[Extracted data entries]
--- START ---

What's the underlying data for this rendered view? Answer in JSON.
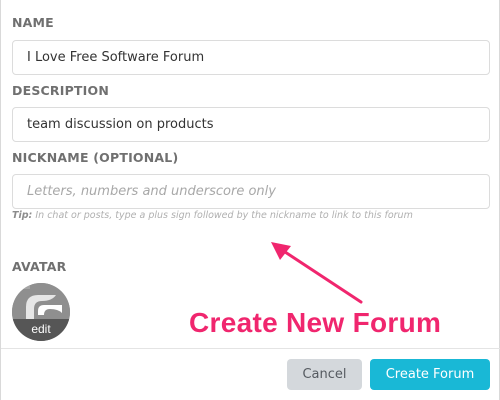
{
  "form": {
    "name": {
      "label": "NAME",
      "value": "I Love Free Software Forum"
    },
    "description": {
      "label": "DESCRIPTION",
      "value": "team discussion on products"
    },
    "nickname": {
      "label": "NICKNAME (OPTIONAL)",
      "value": "",
      "placeholder": "Letters, numbers and underscore only",
      "tip_prefix": "Tip:",
      "tip_text": " In chat or posts, type a plus sign followed by the nickname to link to this forum"
    },
    "avatar": {
      "label": "AVATAR",
      "edit_label": "edit"
    }
  },
  "buttons": {
    "cancel": "Cancel",
    "create": "Create Forum"
  },
  "annotation": {
    "text": "Create New Forum",
    "color": "#f0266e"
  },
  "colors": {
    "primary": "#19b8d6",
    "cancel_bg": "#d4d8dc",
    "label": "#707070"
  }
}
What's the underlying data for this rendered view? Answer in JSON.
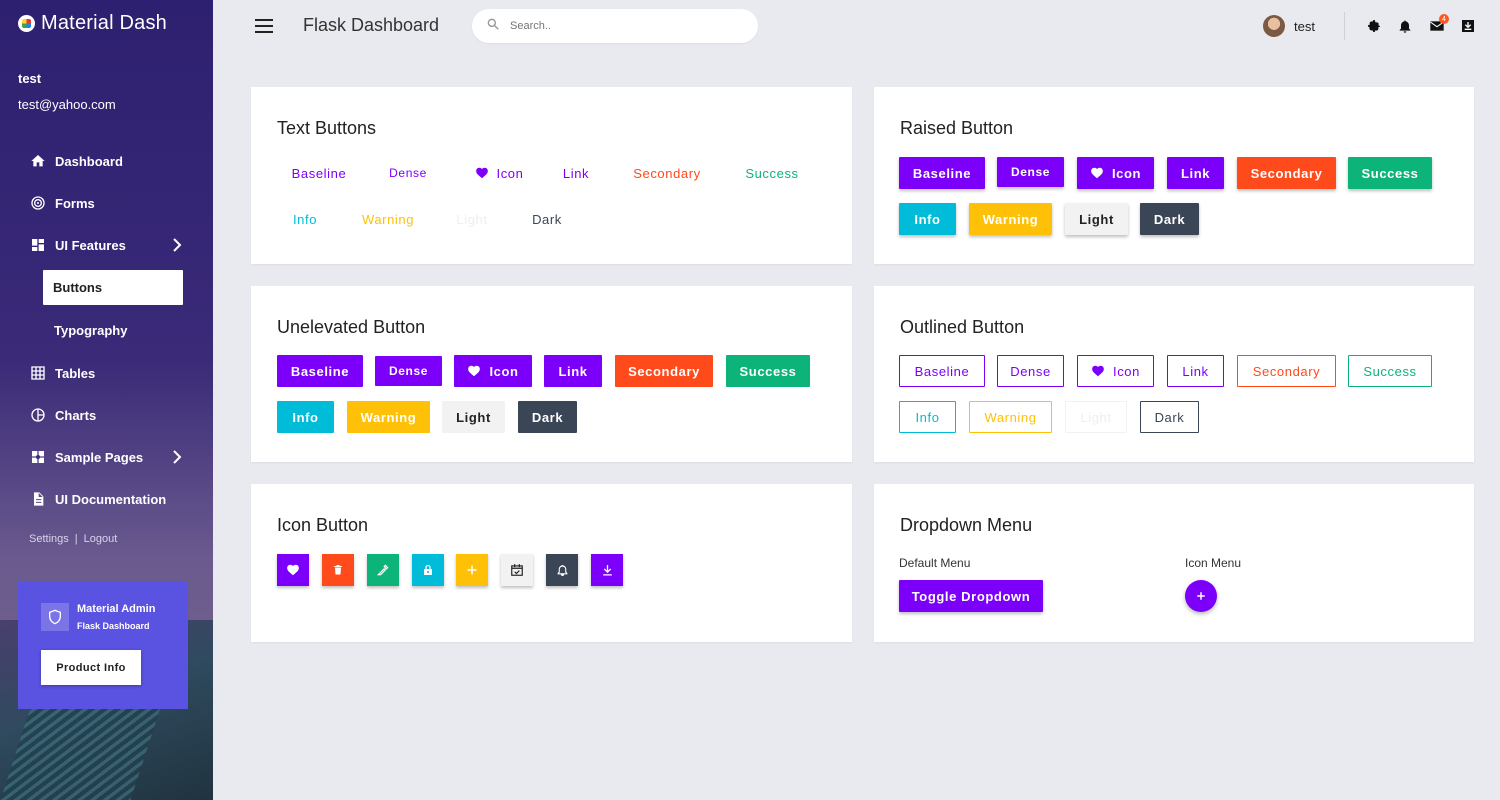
{
  "brand": {
    "name": "Material Dash"
  },
  "user": {
    "name": "test",
    "email": "test@yahoo.com"
  },
  "sidebar": {
    "items": [
      {
        "label": "Dashboard",
        "icon": "home-icon"
      },
      {
        "label": "Forms",
        "icon": "forms-icon"
      },
      {
        "label": "UI Features",
        "icon": "dashboard-grid-icon"
      },
      {
        "label": "Tables",
        "icon": "table-icon"
      },
      {
        "label": "Charts",
        "icon": "pie-chart-icon"
      },
      {
        "label": "Sample Pages",
        "icon": "pages-icon"
      },
      {
        "label": "UI Documentation",
        "icon": "document-icon"
      }
    ],
    "subitems": [
      {
        "label": "Buttons"
      },
      {
        "label": "Typography"
      }
    ],
    "settings_label": "Settings",
    "separator": "|",
    "logout_label": "Logout"
  },
  "promo": {
    "title": "Material Admin",
    "subtitle": "Flask Dashboard",
    "button": "Product Info"
  },
  "topbar": {
    "title": "Flask Dashboard",
    "search_placeholder": "Search..",
    "user_name": "test",
    "mail_badge": "4"
  },
  "colors": {
    "primary": "#7c00f9",
    "secondary": "#ff4a1c",
    "success": "#0db47a",
    "info": "#00bcd9",
    "warning": "#ffc107",
    "light": "#f2f2f2",
    "dark": "#3a4556"
  },
  "cards": {
    "text_buttons": {
      "title": "Text Buttons"
    },
    "raised": {
      "title": "Raised Button"
    },
    "unelevated": {
      "title": "Unelevated Button"
    },
    "outlined": {
      "title": "Outlined Button"
    },
    "icon_button": {
      "title": "Icon Button"
    },
    "dropdown": {
      "title": "Dropdown Menu",
      "default_label": "Default Menu",
      "icon_label": "Icon Menu",
      "toggle": "Toggle Dropdown"
    }
  },
  "buttons": {
    "baseline": "Baseline",
    "dense": "Dense",
    "icon": "Icon",
    "link": "Link",
    "secondary": "Secondary",
    "success": "Success",
    "info": "Info",
    "warning": "Warning",
    "light": "Light",
    "dark": "Dark"
  },
  "icon_buttons": [
    "heart-icon",
    "trash-icon",
    "eyedropper-icon",
    "lock-icon",
    "plus-icon",
    "calendar-check-icon",
    "bell-icon",
    "download-icon"
  ]
}
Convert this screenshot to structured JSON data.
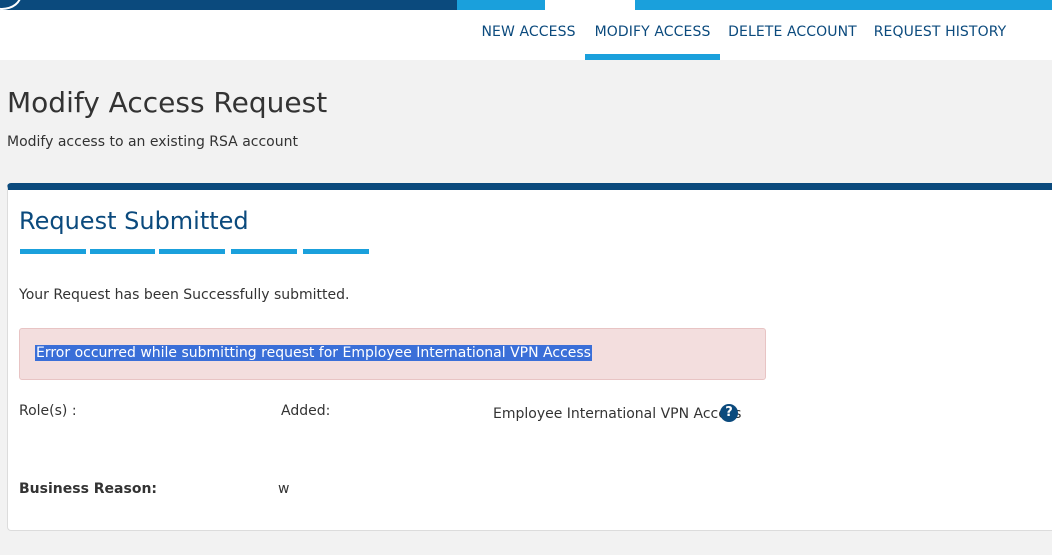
{
  "nav": {
    "tabs": [
      {
        "label": "NEW ACCESS",
        "active": false
      },
      {
        "label": "MODIFY ACCESS",
        "active": true
      },
      {
        "label": "DELETE ACCOUNT",
        "active": false
      },
      {
        "label": "REQUEST HISTORY",
        "active": false
      }
    ]
  },
  "page": {
    "title": "Modify Access Request",
    "subtitle": "Modify access to an existing RSA account"
  },
  "card": {
    "title": "Request Submitted",
    "step_count": 5,
    "success_message": "Your Request has been Successfully submitted.",
    "error_message": "Error occurred while submitting request for Employee International VPN Access",
    "roles_label": "Role(s) :",
    "added_label": "Added:",
    "role_value": "Employee International VPN Access",
    "help_icon": "?",
    "business_reason_label": "Business Reason:",
    "business_reason_value": "w"
  },
  "colors": {
    "brand_dark": "#0b4a7d",
    "accent": "#1aa0dc",
    "error_bg": "#f3dede",
    "selection": "#3a6fd8"
  }
}
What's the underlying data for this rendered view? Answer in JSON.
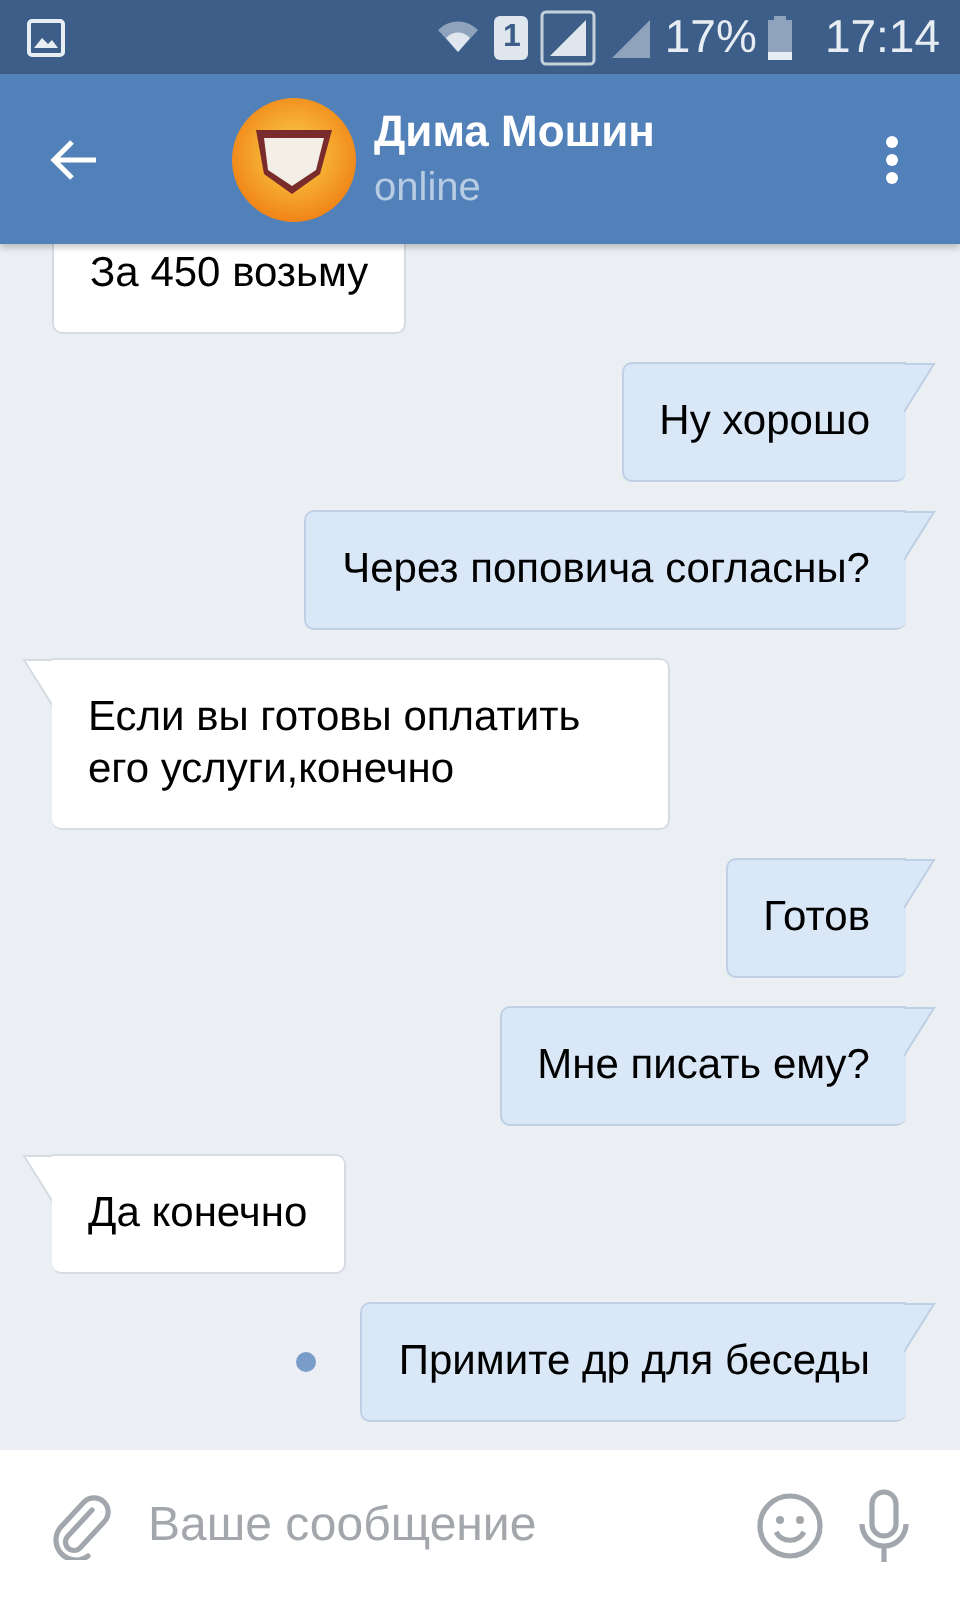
{
  "status_bar": {
    "sim_slot": "1",
    "battery": "17%",
    "time": "17:14"
  },
  "header": {
    "name": "Дима Мошин",
    "status": "online"
  },
  "messages": [
    {
      "kind": "incoming",
      "text": "За 450 возьму",
      "tail": false,
      "unread": false
    },
    {
      "kind": "outgoing",
      "text": "Ну хорошо",
      "tail": true,
      "unread": false
    },
    {
      "kind": "outgoing",
      "text": "Через поповича согласны?",
      "tail": true,
      "unread": false
    },
    {
      "kind": "incoming",
      "text": "Если вы готовы оплатить его услуги,конечно",
      "tail": true,
      "unread": false
    },
    {
      "kind": "outgoing",
      "text": "Готов",
      "tail": true,
      "unread": false
    },
    {
      "kind": "outgoing",
      "text": "Мне писать ему?",
      "tail": true,
      "unread": false
    },
    {
      "kind": "incoming",
      "text": "Да конечно",
      "tail": true,
      "unread": false
    },
    {
      "kind": "outgoing",
      "text": "Примите др для беседы",
      "tail": true,
      "unread": true
    }
  ],
  "composer": {
    "placeholder": "Ваше сообщение"
  }
}
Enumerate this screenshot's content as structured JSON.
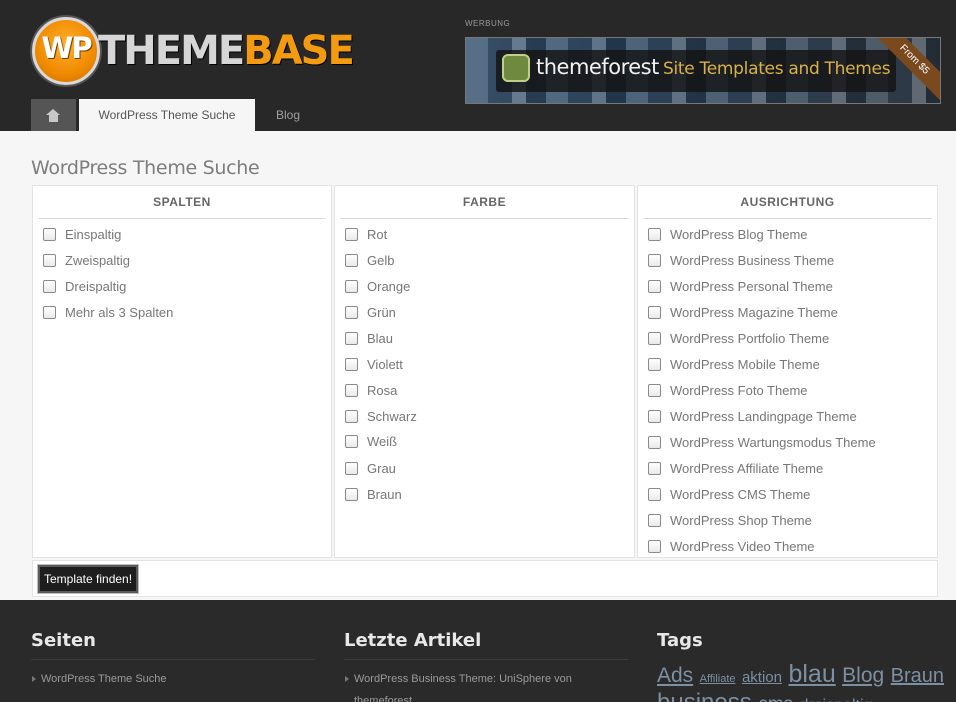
{
  "header": {
    "logo": {
      "wp": "WP",
      "theme": "THEME",
      "base": "BASE"
    },
    "ad_label": "WERBUNG",
    "ad": {
      "brand": "themeforest",
      "tagline": "Site Templates and Themes",
      "ribbon": "From $5"
    },
    "nav": {
      "home_icon": "home-icon",
      "items": [
        {
          "label": "WordPress Theme Suche",
          "active": true
        },
        {
          "label": "Blog",
          "active": false
        }
      ]
    }
  },
  "main": {
    "title": "WordPress Theme Suche",
    "columns": [
      {
        "heading": "SPALTEN",
        "options": [
          "Einspaltig",
          "Zweispaltig",
          "Dreispaltig",
          "Mehr als 3 Spalten"
        ]
      },
      {
        "heading": "FARBE",
        "options": [
          "Rot",
          "Gelb",
          "Orange",
          "Grün",
          "Blau",
          "Violett",
          "Rosa",
          "Schwarz",
          "Weiß",
          "Grau",
          "Braun"
        ]
      },
      {
        "heading": "AUSRICHTUNG",
        "options": [
          "WordPress Blog Theme",
          "WordPress Business Theme",
          "WordPress Personal Theme",
          "WordPress Magazine Theme",
          "WordPress Portfolio Theme",
          "WordPress Mobile Theme",
          "WordPress Foto Theme",
          "WordPress Landingpage Theme",
          "WordPress Wartungsmodus Theme",
          "WordPress Affiliate Theme",
          "WordPress CMS Theme",
          "WordPress Shop Theme",
          "WordPress Video Theme"
        ]
      }
    ],
    "submit_label": "Template finden!"
  },
  "footer": {
    "pages": {
      "heading": "Seiten",
      "items": [
        "WordPress Theme Suche"
      ]
    },
    "articles": {
      "heading": "Letzte Artikel",
      "items": [
        "WordPress Business Theme: UniSphere von themeforest"
      ]
    },
    "tags": {
      "heading": "Tags",
      "items": [
        "Ads",
        "Affiliate",
        "aktion",
        "blau",
        "Blog",
        "Braun",
        "business",
        "cms",
        "dreispaltig"
      ]
    }
  }
}
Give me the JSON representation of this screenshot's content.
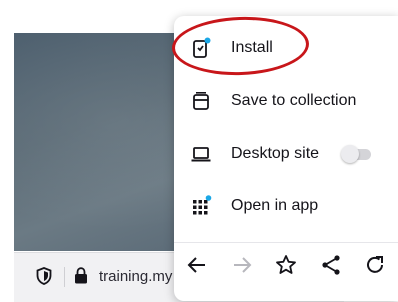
{
  "browser": {
    "url_text": "training.my",
    "menu": {
      "items": [
        {
          "label": "Install",
          "icon": "install-app-icon",
          "has_badge": true
        },
        {
          "label": "Save to collection",
          "icon": "collection-icon"
        },
        {
          "label": "Desktop site",
          "icon": "laptop-icon",
          "toggle_on": false
        },
        {
          "label": "Open in app",
          "icon": "apps-grid-icon",
          "has_badge": true
        }
      ],
      "nav_icons": [
        "back-arrow-icon",
        "forward-arrow-icon",
        "star-icon",
        "share-icon",
        "reload-icon"
      ]
    }
  },
  "annotation": {
    "color": "#c8161a",
    "target": "Install"
  },
  "colors": {
    "badge": "#1aa7e6",
    "icon": "#15141a",
    "disabled": "#b7b7bd"
  }
}
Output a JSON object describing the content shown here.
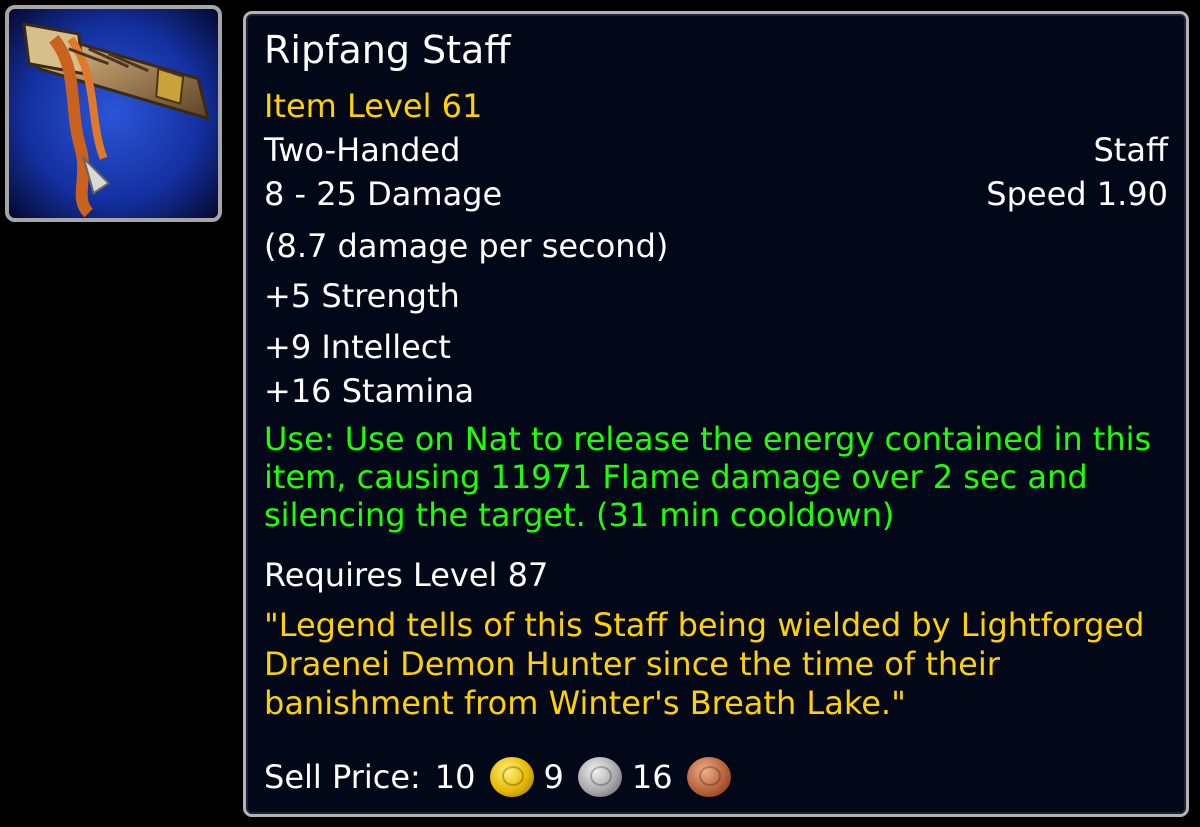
{
  "item": {
    "icon": "staff-item-icon",
    "name": "Ripfang Staff",
    "item_level": "Item Level 61",
    "slot": "Two-Handed",
    "type": "Staff",
    "damage": "8 - 25 Damage",
    "speed": "Speed 1.90",
    "dps": "(8.7 damage per second)",
    "stats": [
      "+5 Strength",
      "+9 Intellect",
      "+16 Stamina"
    ],
    "use_effect": "Use: Use on Nat to release the energy contained in this item, causing 11971 Flame damage over 2 sec and silencing the target. (31 min cooldown)",
    "requirement": "Requires Level 87",
    "flavor_text": "\"Legend tells of this Staff being wielded by Lightforged Draenei Demon Hunter since the time of their banishment from Winter's Breath Lake.\"",
    "sell_price": {
      "label": "Sell Price:",
      "gold": "10",
      "silver": "9",
      "copper": "16"
    }
  },
  "colors": {
    "title": "#ffffff",
    "item_level": "#ffd100",
    "use_effect": "#1eff00",
    "flavor_text": "#ffd100",
    "background": "#030818",
    "border": "#b3b3b3"
  }
}
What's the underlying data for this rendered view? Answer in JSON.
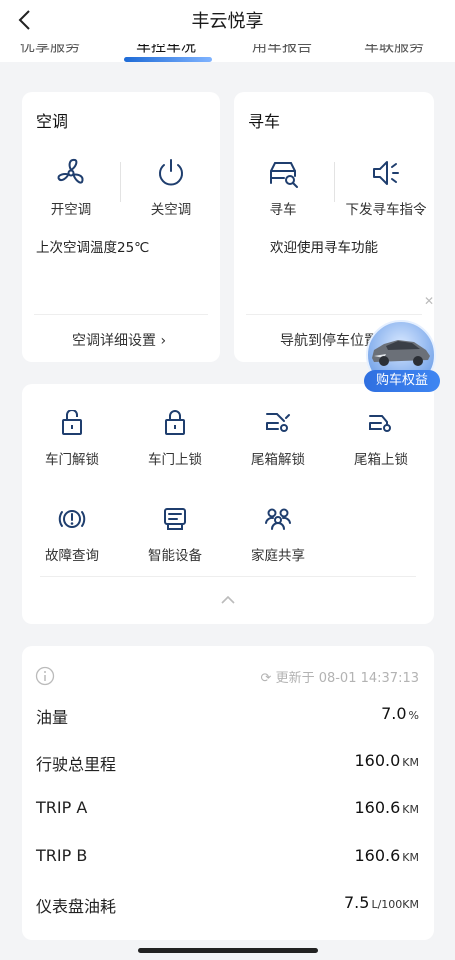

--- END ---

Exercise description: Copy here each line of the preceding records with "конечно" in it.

Solution for this exercise:
      "text": "Если вы готовы оплатить его услуги,конечно",
      "text": "Да конечно",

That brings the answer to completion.